FileRight, a company based in Silicon Valley, is meeting with officials from the Obama administration about using their online start-up to make filling out immigration forms less of a hassle.
The platform would resemble products like TurboTax. The company said they are not lobbying for immigration reform, but are simply interested in helping the government find an alternative route from its current problematic paper-based system.
After hiring lobbyists in January, executives from the company have had meetings with the White House, the United States Citizenship and Immigration Services (USCIS), and congressional offices among both Democrats and Republicans.
While the future of the nation’s immigration system is uncertain at the moment, the executives at FileRight are encouraging the government to be prepared for new applicants in order to avoid a backlog of applications. The USCIS already receives millions of immigration application paperwork each year. If the more than 11 million undocumented immigrants currently in the United States were granted the opportunity to apply for citizenship through immigration reform, or President Obama’s pending executive order, the number of applications would increase drastically.

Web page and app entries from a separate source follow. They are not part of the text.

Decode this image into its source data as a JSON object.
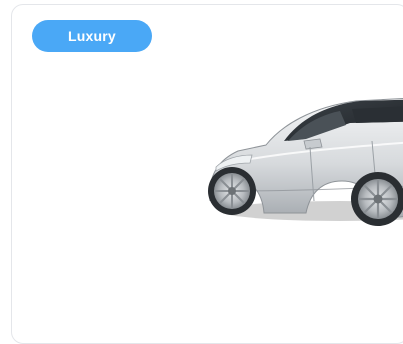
{
  "card": {
    "badge_label": "Luxury",
    "image_icon": "car-icon",
    "colors": {
      "badge_bg": "#4aa8f6",
      "card_border": "#e4e6ea"
    }
  }
}
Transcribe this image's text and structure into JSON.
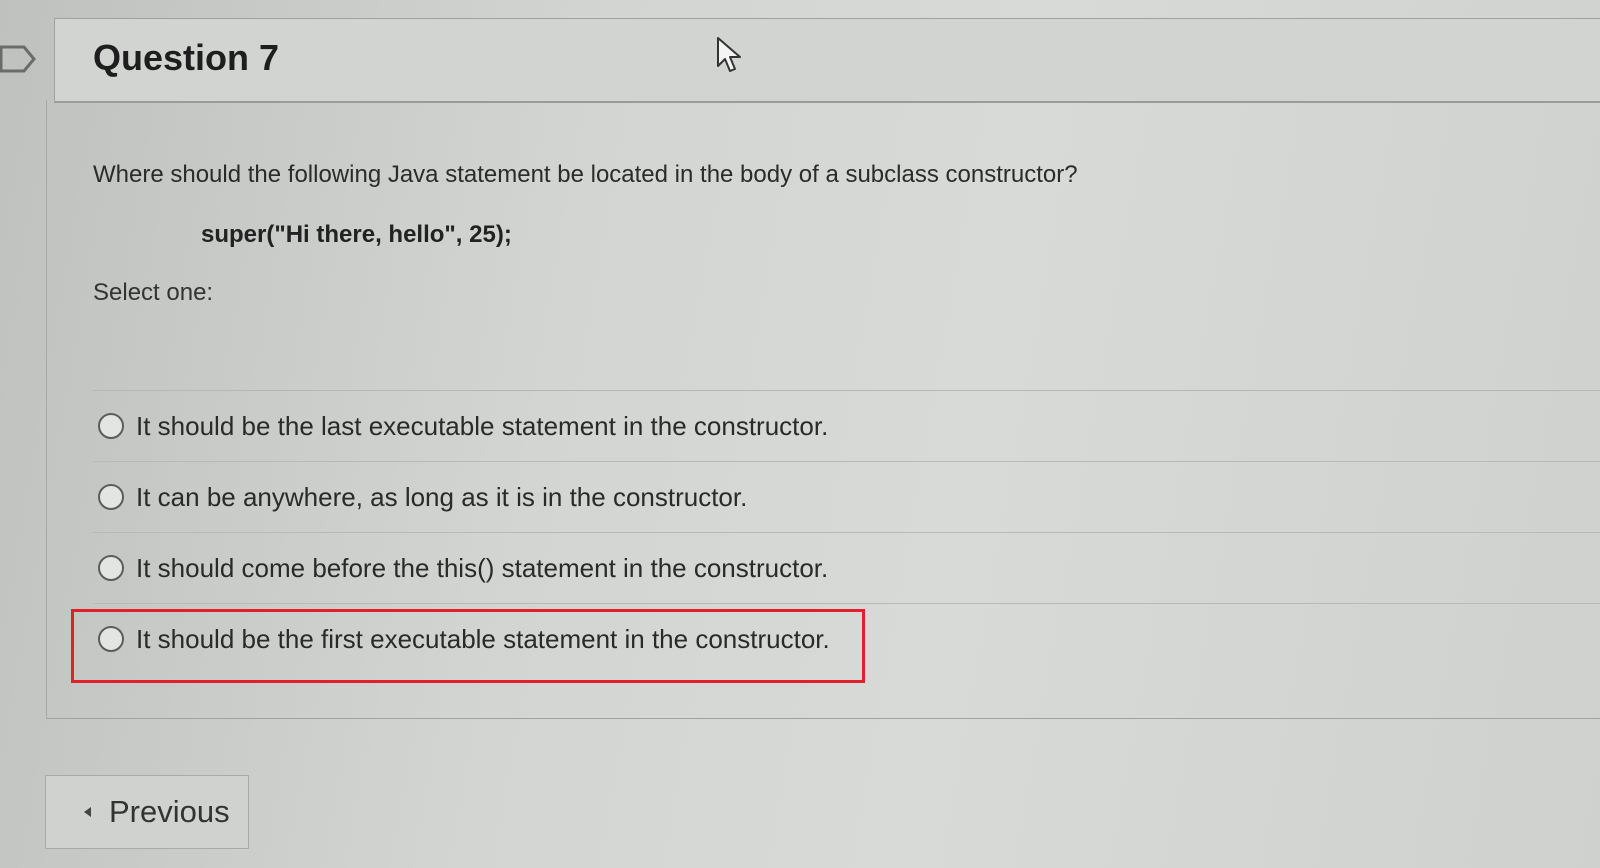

FileRight’s founder, Cesare Alessandrini, said that the online system could potentially fill this gap and help ease the influx of applications.
The USCIS currently allows individuals and attorneys filling out paperwork on behalf of immigrants to fill out some forms online, but the system still predominantly functions through paper applications. The FileRight system would allow users to fill out forms online, and then print and manually mail in the applications. The system also alerts applicants to any errors or areas that might require the help of an attorney.
Currently, FileRight does not offer legal support, but the company’s chief strategy officer, Casey Berman, said that they aim to include a feature that would direct users to non-profits and advocacy groups that would offer appropriate legal guidance.
FileRight’s lobbying efforts currently appear to be effective, but the system is still far away from being implemented. The USCIS is unlikely to switch over without careful consideration and, as many have remarked, the government is not known for its swift adaptation of new technology.
While an online platform would not change the entire system of immigration in the United States, it certainly might help in combating the issues of backlog in the system. Additionally, with an ever-increasing number of immigrant Millennials looking to make a permanent home in the United States, an online platform might give this tech-savvy generation an additional door to documentation.